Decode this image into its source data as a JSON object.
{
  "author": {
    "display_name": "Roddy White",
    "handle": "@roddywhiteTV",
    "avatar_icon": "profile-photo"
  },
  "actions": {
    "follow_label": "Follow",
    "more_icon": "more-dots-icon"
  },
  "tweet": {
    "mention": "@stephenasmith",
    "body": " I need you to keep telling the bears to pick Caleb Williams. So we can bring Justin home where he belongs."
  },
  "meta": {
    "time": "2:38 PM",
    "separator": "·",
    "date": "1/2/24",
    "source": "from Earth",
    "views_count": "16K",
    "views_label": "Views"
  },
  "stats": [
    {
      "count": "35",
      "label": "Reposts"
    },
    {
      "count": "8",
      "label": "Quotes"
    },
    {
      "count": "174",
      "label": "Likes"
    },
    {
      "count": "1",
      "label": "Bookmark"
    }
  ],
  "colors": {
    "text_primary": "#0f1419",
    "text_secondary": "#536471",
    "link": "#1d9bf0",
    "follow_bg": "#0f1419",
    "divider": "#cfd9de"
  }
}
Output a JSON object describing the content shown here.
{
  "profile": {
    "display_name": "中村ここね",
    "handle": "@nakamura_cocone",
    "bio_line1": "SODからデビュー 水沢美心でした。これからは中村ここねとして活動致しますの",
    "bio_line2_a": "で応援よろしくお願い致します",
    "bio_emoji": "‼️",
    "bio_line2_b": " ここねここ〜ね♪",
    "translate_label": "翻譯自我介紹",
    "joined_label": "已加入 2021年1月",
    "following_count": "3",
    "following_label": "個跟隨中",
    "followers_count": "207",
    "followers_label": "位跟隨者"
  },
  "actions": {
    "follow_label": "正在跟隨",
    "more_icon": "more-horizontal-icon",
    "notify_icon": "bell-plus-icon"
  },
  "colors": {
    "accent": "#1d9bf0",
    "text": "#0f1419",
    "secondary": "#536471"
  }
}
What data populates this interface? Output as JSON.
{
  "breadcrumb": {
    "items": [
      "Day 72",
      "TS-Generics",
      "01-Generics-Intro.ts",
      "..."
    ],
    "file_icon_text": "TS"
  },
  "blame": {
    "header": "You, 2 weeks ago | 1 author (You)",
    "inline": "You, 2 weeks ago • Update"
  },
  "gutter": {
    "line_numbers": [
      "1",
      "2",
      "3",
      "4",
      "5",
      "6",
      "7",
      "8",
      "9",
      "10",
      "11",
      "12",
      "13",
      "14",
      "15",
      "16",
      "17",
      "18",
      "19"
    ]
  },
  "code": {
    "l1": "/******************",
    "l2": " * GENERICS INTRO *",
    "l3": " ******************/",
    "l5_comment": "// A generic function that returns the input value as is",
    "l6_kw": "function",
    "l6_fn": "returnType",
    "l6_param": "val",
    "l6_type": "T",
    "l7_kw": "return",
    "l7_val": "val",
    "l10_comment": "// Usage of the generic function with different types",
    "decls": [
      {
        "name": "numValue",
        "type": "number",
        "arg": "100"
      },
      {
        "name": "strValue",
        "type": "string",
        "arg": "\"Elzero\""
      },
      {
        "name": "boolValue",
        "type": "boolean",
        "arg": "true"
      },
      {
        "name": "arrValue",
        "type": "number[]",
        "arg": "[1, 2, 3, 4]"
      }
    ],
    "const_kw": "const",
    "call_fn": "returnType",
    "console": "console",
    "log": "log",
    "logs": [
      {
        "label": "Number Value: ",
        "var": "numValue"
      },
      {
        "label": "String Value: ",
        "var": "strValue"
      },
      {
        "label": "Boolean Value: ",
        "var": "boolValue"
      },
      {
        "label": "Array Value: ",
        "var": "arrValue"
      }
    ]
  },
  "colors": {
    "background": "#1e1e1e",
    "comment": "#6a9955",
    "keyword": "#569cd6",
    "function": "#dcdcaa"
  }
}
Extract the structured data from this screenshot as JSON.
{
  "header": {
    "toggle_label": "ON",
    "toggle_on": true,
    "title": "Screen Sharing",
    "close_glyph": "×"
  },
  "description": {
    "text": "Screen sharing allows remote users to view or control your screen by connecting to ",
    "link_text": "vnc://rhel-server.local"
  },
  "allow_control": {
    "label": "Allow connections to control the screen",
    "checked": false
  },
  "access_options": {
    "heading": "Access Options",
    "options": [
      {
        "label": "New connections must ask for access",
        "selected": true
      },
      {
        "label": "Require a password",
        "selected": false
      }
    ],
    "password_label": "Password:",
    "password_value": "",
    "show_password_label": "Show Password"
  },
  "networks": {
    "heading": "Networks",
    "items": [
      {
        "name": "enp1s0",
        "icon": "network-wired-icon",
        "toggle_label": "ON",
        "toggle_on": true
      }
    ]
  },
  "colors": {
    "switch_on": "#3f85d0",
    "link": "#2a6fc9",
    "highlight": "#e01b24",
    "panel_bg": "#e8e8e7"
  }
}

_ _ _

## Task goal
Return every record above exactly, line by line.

## Task output
Decode this image into its source data as a JSON object.
{
  "author": {
    "display_name": "Roddy White",
    "handle": "@roddywhiteTV",
    "avatar_icon": "profile-photo"
  },
  "actions": {
    "follow_label": "Follow",
    "more_icon": "more-dots-icon"
  },
  "tweet": {
    "mention": "@stephenasmith",
    "body": " I need you to keep telling the bears to pick Caleb Williams. So we can bring Justin home where he belongs."
  },
  "meta": {
    "time": "2:38 PM",
    "separator": "·",
    "date": "1/2/24",
    "source": "from Earth",
    "views_count": "16K",
    "views_label": "Views"
  },
  "stats": [
    {
      "count": "35",
      "label": "Reposts"
    },
    {
      "count": "8",
      "label": "Quotes"
    },
    {
      "count": "174",
      "label": "Likes"
    },
    {
      "count": "1",
      "label": "Bookmark"
    }
  ],
  "colors": {
    "text_primary": "#0f1419",
    "text_secondary": "#536471",
    "link": "#1d9bf0",
    "follow_bg": "#0f1419",
    "divider": "#cfd9de"
  }
}
Output a JSON object describing the content shown here.
{
  "profile": {
    "display_name": "中村ここね",
    "handle": "@nakamura_cocone",
    "bio_line1": "SODからデビュー 水沢美心でした。これからは中村ここねとして活動致しますの",
    "bio_line2_a": "で応援よろしくお願い致します",
    "bio_emoji": "‼️",
    "bio_line2_b": " ここねここ〜ね♪",
    "translate_label": "翻譯自我介紹",
    "joined_label": "已加入 2021年1月",
    "following_count": "3",
    "following_label": "個跟隨中",
    "followers_count": "207",
    "followers_label": "位跟隨者"
  },
  "actions": {
    "follow_label": "正在跟隨",
    "more_icon": "more-horizontal-icon",
    "notify_icon": "bell-plus-icon"
  },
  "colors": {
    "accent": "#1d9bf0",
    "text": "#0f1419",
    "secondary": "#536471"
  }
}
What data populates this interface? Output as JSON.
{
  "breadcrumb": {
    "items": [
      "Day 72",
      "TS-Generics",
      "01-Generics-Intro.ts",
      "..."
    ],
    "file_icon_text": "TS"
  },
  "blame": {
    "header": "You, 2 weeks ago | 1 author (You)",
    "inline": "You, 2 weeks ago • Update"
  },
  "gutter": {
    "line_numbers": [
      "1",
      "2",
      "3",
      "4",
      "5",
      "6",
      "7",
      "8",
      "9",
      "10",
      "11",
      "12",
      "13",
      "14",
      "15",
      "16",
      "17",
      "18",
      "19"
    ]
  },
  "code": {
    "l1": "/******************",
    "l2": " * GENERICS INTRO *",
    "l3": " ******************/",
    "l5_comment": "// A generic function that returns the input value as is",
    "l6_kw": "function",
    "l6_fn": "returnType",
    "l6_param": "val",
    "l6_type": "T",
    "l7_kw": "return",
    "l7_val": "val",
    "l10_comment": "// Usage of the generic function with different types",
    "decls": [
      {
        "name": "numValue",
        "type": "number",
        "arg": "100"
      },
      {
        "name": "strValue",
        "type": "string",
        "arg": "\"Elzero\""
      },
      {
        "name": "boolValue",
        "type": "boolean",
        "arg": "true"
      },
      {
        "name": "arrValue",
        "type": "number[]",
        "arg": "[1, 2, 3, 4]"
      }
    ],
    "const_kw": "const",
    "call_fn": "returnType",
    "console": "console",
    "log": "log",
    "logs": [
      {
        "label": "Number Value: ",
        "var": "numValue"
      },
      {
        "label": "String Value: ",
        "var": "strValue"
      },
      {
        "label": "Boolean Value: ",
        "var": "boolValue"
      },
      {
        "label": "Array Value: ",
        "var": "arrValue"
      }
    ]
  },
  "colors": {
    "background": "#1e1e1e",
    "comment": "#6a9955",
    "keyword": "#569cd6",
    "function": "#dcdcaa"
  }
}
Extract the structured data from this screenshot as JSON.
{
  "header": {
    "toggle_label": "ON",
    "toggle_on": true,
    "title": "Screen Sharing",
    "close_glyph": "×"
  },
  "description": {
    "text": "Screen sharing allows remote users to view or control your screen by connecting to ",
    "link_text": "vnc://rhel-server.local"
  },
  "allow_control": {
    "label": "Allow connections to control the screen",
    "checked": false
  },
  "access_options": {
    "heading": "Access Options",
    "options": [
      {
        "label": "New connections must ask for access",
        "selected": true
      },
      {
        "label": "Require a password",
        "selected": false
      }
    ],
    "password_label": "Password:",
    "password_value": "",
    "show_password_label": "Show Password"
  },
  "networks": {
    "heading": "Networks",
    "items": [
      {
        "name": "enp1s0",
        "icon": "network-wired-icon",
        "toggle_label": "ON",
        "toggle_on": true
      }
    ]
  },
  "colors": {
    "switch_on": "#3f85d0",
    "link": "#2a6fc9",
    "highlight": "#e01b24",
    "panel_bg": "#e8e8e7"
  }
}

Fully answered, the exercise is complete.